* _What is being asked_: The reply must return each line of the data exactly.

(Items listed in a dataset)
----

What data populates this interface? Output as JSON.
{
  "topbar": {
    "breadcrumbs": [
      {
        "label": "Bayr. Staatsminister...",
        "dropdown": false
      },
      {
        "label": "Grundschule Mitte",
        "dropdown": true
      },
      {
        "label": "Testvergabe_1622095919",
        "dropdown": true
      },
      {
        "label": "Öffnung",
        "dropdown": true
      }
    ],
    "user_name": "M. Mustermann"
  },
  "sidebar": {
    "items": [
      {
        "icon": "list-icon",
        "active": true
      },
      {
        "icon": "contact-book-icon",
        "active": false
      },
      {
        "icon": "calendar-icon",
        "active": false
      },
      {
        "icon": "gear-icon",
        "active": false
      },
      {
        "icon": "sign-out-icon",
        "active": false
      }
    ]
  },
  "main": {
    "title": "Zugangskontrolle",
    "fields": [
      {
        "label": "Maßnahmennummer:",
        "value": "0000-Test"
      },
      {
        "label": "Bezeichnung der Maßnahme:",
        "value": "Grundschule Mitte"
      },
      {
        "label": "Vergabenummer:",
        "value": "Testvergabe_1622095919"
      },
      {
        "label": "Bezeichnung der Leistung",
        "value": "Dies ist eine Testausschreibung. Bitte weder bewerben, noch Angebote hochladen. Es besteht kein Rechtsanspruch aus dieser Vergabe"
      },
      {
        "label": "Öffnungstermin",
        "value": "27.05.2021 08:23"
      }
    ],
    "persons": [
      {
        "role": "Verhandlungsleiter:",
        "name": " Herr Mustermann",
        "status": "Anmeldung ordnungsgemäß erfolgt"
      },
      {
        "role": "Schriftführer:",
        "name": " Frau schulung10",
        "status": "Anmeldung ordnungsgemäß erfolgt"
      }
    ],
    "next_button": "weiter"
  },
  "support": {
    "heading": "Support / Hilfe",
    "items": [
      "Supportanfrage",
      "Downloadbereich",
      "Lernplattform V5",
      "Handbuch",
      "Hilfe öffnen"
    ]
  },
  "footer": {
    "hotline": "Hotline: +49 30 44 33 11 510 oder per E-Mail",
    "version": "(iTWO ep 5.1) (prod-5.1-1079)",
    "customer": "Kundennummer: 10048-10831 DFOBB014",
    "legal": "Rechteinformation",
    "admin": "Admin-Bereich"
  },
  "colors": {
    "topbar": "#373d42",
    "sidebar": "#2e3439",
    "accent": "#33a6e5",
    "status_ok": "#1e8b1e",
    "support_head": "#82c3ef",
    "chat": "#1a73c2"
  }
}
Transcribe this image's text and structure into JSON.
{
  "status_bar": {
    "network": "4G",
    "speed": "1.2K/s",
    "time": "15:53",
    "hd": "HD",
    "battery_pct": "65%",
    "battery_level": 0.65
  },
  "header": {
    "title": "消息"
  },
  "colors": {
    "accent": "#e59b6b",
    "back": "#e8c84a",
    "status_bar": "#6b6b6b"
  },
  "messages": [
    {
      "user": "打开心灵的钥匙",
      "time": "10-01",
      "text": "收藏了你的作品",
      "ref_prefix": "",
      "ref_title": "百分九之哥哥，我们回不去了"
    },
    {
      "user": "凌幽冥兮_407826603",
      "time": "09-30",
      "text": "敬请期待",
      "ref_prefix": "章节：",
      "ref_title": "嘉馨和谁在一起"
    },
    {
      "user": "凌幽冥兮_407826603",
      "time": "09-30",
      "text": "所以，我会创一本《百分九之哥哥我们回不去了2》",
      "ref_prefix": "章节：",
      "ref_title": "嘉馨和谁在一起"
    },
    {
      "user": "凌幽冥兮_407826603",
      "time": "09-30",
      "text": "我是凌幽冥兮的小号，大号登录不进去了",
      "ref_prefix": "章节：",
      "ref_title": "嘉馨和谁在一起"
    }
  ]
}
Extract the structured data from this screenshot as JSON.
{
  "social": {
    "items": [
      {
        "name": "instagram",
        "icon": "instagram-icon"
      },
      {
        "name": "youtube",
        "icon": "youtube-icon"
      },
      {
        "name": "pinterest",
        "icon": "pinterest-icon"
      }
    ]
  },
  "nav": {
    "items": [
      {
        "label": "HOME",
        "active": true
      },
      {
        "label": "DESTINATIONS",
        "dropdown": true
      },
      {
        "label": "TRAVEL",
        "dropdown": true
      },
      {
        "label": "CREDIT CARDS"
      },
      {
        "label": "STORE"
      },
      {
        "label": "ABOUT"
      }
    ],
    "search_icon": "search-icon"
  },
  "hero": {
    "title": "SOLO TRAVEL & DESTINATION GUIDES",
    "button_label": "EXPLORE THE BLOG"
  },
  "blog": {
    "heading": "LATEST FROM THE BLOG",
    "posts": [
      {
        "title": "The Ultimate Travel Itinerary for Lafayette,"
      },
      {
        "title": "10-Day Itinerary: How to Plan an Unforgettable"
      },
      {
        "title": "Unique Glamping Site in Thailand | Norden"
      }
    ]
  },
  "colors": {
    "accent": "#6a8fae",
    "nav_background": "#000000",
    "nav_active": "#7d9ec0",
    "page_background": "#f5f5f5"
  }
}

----

* _Answer section_:
What data populates this interface? Output as JSON.
{
  "topbar": {
    "breadcrumbs": [
      {
        "label": "Bayr. Staatsminister...",
        "dropdown": false
      },
      {
        "label": "Grundschule Mitte",
        "dropdown": true
      },
      {
        "label": "Testvergabe_1622095919",
        "dropdown": true
      },
      {
        "label": "Öffnung",
        "dropdown": true
      }
    ],
    "user_name": "M. Mustermann"
  },
  "sidebar": {
    "items": [
      {
        "icon": "list-icon",
        "active": true
      },
      {
        "icon": "contact-book-icon",
        "active": false
      },
      {
        "icon": "calendar-icon",
        "active": false
      },
      {
        "icon": "gear-icon",
        "active": false
      },
      {
        "icon": "sign-out-icon",
        "active": false
      }
    ]
  },
  "main": {
    "title": "Zugangskontrolle",
    "fields": [
      {
        "label": "Maßnahmennummer:",
        "value": "0000-Test"
      },
      {
        "label": "Bezeichnung der Maßnahme:",
        "value": "Grundschule Mitte"
      },
      {
        "label": "Vergabenummer:",
        "value": "Testvergabe_1622095919"
      },
      {
        "label": "Bezeichnung der Leistung",
        "value": "Dies ist eine Testausschreibung. Bitte weder bewerben, noch Angebote hochladen. Es besteht kein Rechtsanspruch aus dieser Vergabe"
      },
      {
        "label": "Öffnungstermin",
        "value": "27.05.2021 08:23"
      }
    ],
    "persons": [
      {
        "role": "Verhandlungsleiter:",
        "name": " Herr Mustermann",
        "status": "Anmeldung ordnungsgemäß erfolgt"
      },
      {
        "role": "Schriftführer:",
        "name": " Frau schulung10",
        "status": "Anmeldung ordnungsgemäß erfolgt"
      }
    ],
    "next_button": "weiter"
  },
  "support": {
    "heading": "Support / Hilfe",
    "items": [
      "Supportanfrage",
      "Downloadbereich",
      "Lernplattform V5",
      "Handbuch",
      "Hilfe öffnen"
    ]
  },
  "footer": {
    "hotline": "Hotline: +49 30 44 33 11 510 oder per E-Mail",
    "version": "(iTWO ep 5.1) (prod-5.1-1079)",
    "customer": "Kundennummer: 10048-10831 DFOBB014",
    "legal": "Rechteinformation",
    "admin": "Admin-Bereich"
  },
  "colors": {
    "topbar": "#373d42",
    "sidebar": "#2e3439",
    "accent": "#33a6e5",
    "status_ok": "#1e8b1e",
    "support_head": "#82c3ef",
    "chat": "#1a73c2"
  }
}
Transcribe this image's text and structure into JSON.
{
  "status_bar": {
    "network": "4G",
    "speed": "1.2K/s",
    "time": "15:53",
    "hd": "HD",
    "battery_pct": "65%",
    "battery_level": 0.65
  },
  "header": {
    "title": "消息"
  },
  "colors": {
    "accent": "#e59b6b",
    "back": "#e8c84a",
    "status_bar": "#6b6b6b"
  },
  "messages": [
    {
      "user": "打开心灵的钥匙",
      "time": "10-01",
      "text": "收藏了你的作品",
      "ref_prefix": "",
      "ref_title": "百分九之哥哥，我们回不去了"
    },
    {
      "user": "凌幽冥兮_407826603",
      "time": "09-30",
      "text": "敬请期待",
      "ref_prefix": "章节：",
      "ref_title": "嘉馨和谁在一起"
    },
    {
      "user": "凌幽冥兮_407826603",
      "time": "09-30",
      "text": "所以，我会创一本《百分九之哥哥我们回不去了2》",
      "ref_prefix": "章节：",
      "ref_title": "嘉馨和谁在一起"
    },
    {
      "user": "凌幽冥兮_407826603",
      "time": "09-30",
      "text": "我是凌幽冥兮的小号，大号登录不进去了",
      "ref_prefix": "章节：",
      "ref_title": "嘉馨和谁在一起"
    }
  ]
}
Extract the structured data from this screenshot as JSON.
{
  "social": {
    "items": [
      {
        "name": "instagram",
        "icon": "instagram-icon"
      },
      {
        "name": "youtube",
        "icon": "youtube-icon"
      },
      {
        "name": "pinterest",
        "icon": "pinterest-icon"
      }
    ]
  },
  "nav": {
    "items": [
      {
        "label": "HOME",
        "active": true
      },
      {
        "label": "DESTINATIONS",
        "dropdown": true
      },
      {
        "label": "TRAVEL",
        "dropdown": true
      },
      {
        "label": "CREDIT CARDS"
      },
      {
        "label": "STORE"
      },
      {
        "label": "ABOUT"
      }
    ],
    "search_icon": "search-icon"
  },
  "hero": {
    "title": "SOLO TRAVEL & DESTINATION GUIDES",
    "button_label": "EXPLORE THE BLOG"
  },
  "blog": {
    "heading": "LATEST FROM THE BLOG",
    "posts": [
      {
        "title": "The Ultimate Travel Itinerary for Lafayette,"
      },
      {
        "title": "10-Day Itinerary: How to Plan an Unforgettable"
      },
      {
        "title": "Unique Glamping Site in Thailand | Norden"
      }
    ]
  },
  "colors": {
    "accent": "#6a8fae",
    "nav_background": "#000000",
    "nav_active": "#7d9ec0",
    "page_background": "#f5f5f5"
  }
}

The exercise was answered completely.